Sad but true, I don’t have enough time during the day to sit down and write a blog post from start to finish. I very often begin posts only to find that days later they remain incomplete. By the time I sit down to finish writing, I am often too tired to complete a thought much less write one down. My lack of blogging is certainly not because of a lack of things to blog about…quite the contrary. Things have been busy in our house…I am hard pressed to think of a time when they have not been. In an effort to catch up, I am going to attempt to write the Readers Digest version of medical events.
Lucy an I are spending our afternoon at the hospital in day-med getting a blood transfusion, which is why I have time to write. Nothing slows me down more than being on hospital time watching blood drip ever so slowly into our little one’s body. Luc is in need of a boost that blood gives her, we are looking forward to rosier cheeks, lower heart rates, and hopefully a decreased need for oxygen. Hematology-wise Lucy has developed some new issues, aside from her reoccurring need for blood, it appears that she has developed a clotting disorder that has us all wondering why. A while back Lucy occluded all four of her IV lines while they were running, to quote our infusion nurse “That’s impressive, but then again it’s Lucy!”. For the last month we have been running tests on Lucy’s blood to help us understand the cause of her clotting issues. Dr. R is consulting with hematology in regards to all of this. On the plus side, we got approval to use TPA ,the medication that is used to break up blood clots, at home which means that when Lucy’s line clots off we no longer have to sit in the emergency room or day med for hours on end waiting for blood to dissolve.
Lucy is battling yeast
again still, she is covered in yeast from head to, umm... bottom. For the last month we added oral antifungals to Lucy’s g and j tubes as well as swabbing her mouth with the med in hopes of eradicating the yeast from her entire GI system. We’ve had Lucy on a daily prophylactic IV antifungal since July in hopes of keeping the yeast from entering her bloodstream thus preventing it from getting to her CVL, but it does not work in her stomach and intestines as it does not go through her GI system. Infectious disease has been consulted on this issue because in theory her IV antifungal should be preventing the thrush in Lucy’s mouth. It is thought that Lucy’s poor immune system is playing a role in this issue. We had recent discussions with Dr.R about adding IVIG therapy to Lucy’s list of therapies. In theory this could help to boost Lucy’s immune system, but as we have learned Lucy’s body has other theories.
We have not had any sleepovers in the hospital as of late and for that we are very grateful!
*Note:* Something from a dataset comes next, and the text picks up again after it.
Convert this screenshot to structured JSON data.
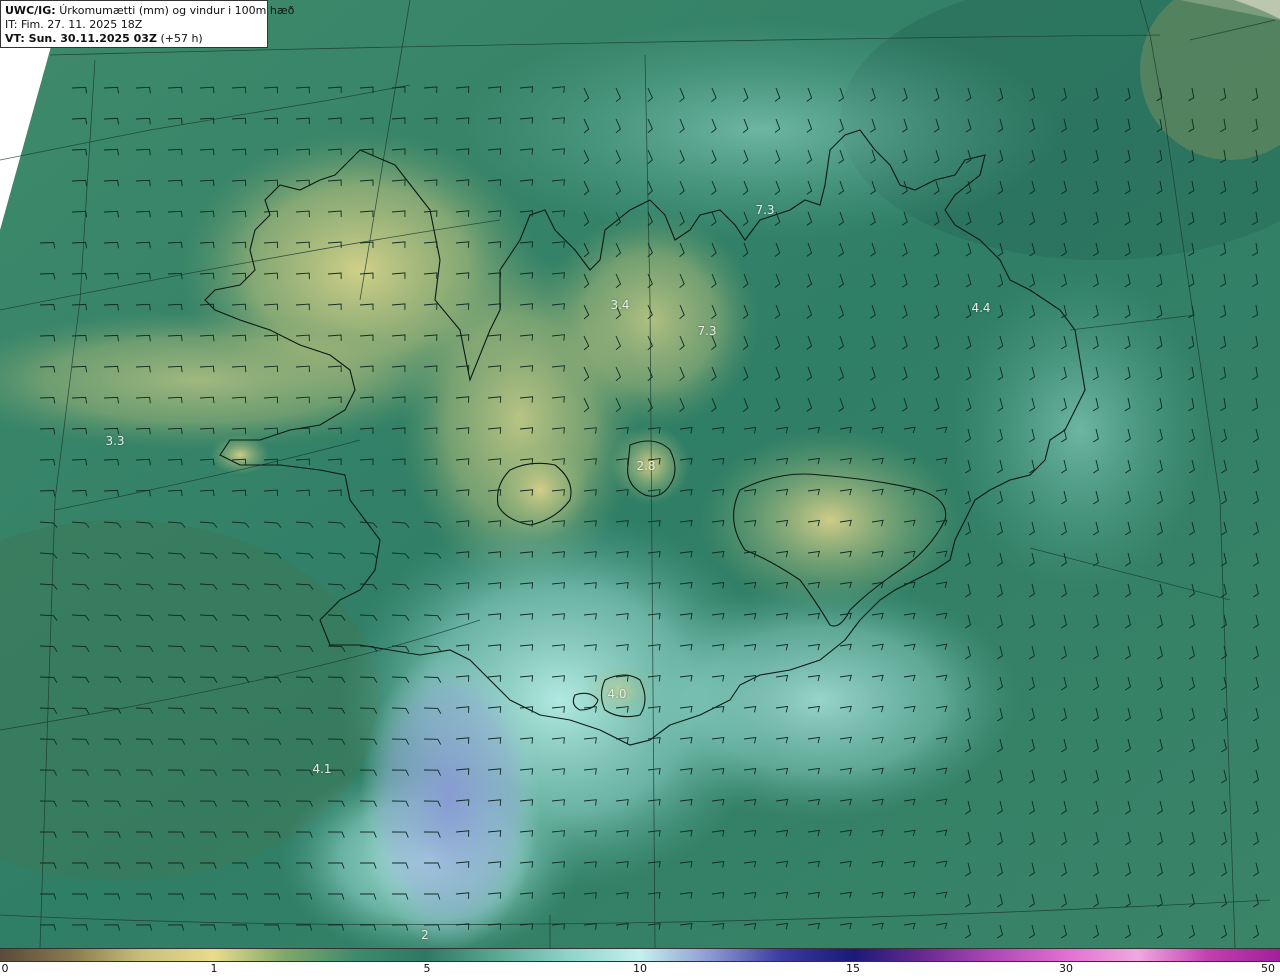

That is not to say that you haven't seen us around the hospital, we are here at least once or twice a week sometimes more. In an effort to keep us from sleeping over we continue to increase Lucy’s level of care at home, trying to be proactive. When Lucy had her most recent central line(CVL) placed in October, our surgeon cautioned us that access is an issue for our girl, she is not easy to get a line into, as a result we need to do everything we can to preserve the integrity of this line. In an effort to keep the infections at bay, we began daily ethanol lock therapy on Lucy’s CVL. This has added another step to our daily med schedule that makes things even more complex, our home nursing agency has expressed to us that they are in uncharted waters when it comes to staffing nursing at our house. Lucy’s level of care is A LOT, but because we have all of the help that we do have we are able to continue to live our life at home!
When you have a child like Lucy you are always waiting for the other shoe to drop, so to speak…we know she is going to have another line infection, get sick with another virus, and end up in the hospital again sooner or later. Drew and I have had some very serious discussions about life with Lucy’s team, we all hope to give Lucy “the best longest life”. Mitochondrial disease is a very difficult disease to try and predict, nobody knows what the prognosis is for our girl. Dr. R uses phrases like “she is not heading in the right direction”, or “she is my sickest patient at the moment”, or “Lucy is the one I am most worried about at the moment,”, but he will also be the one to tell you that you never know what can happen. He is a glass half full kind of guy, we often refer to him as our eternal optimist, but even so he continues to tell us that he is worried about our girl. She is very unpredictable, yeah she likes to mess with your mind and heart like that, after all she is a girl. Knowing what we know about Lucy’s health, hoping for the best, and with the support and encouragement of Lucy’s team Drew and I agreed to put Lucy on pediatric hospice. I will write more about this in a later post, but know that this does not mean that we are giving up on treatments, or that we feel that Lucy’s time here on earth is coming to an end. It is our hope that by adding hospice to our team we will be able to provide Lucy, our entire family for that matter, with supportive care in our home environment. I would be lying if I said that this was an easy decision, nothing about Lucy’s life has been easy, but we have some peace and comfort in knowing that we have the resources available to us that hospice can provide.
Thanks as always for your thoughts and prayers, love and support, we could never do this alone.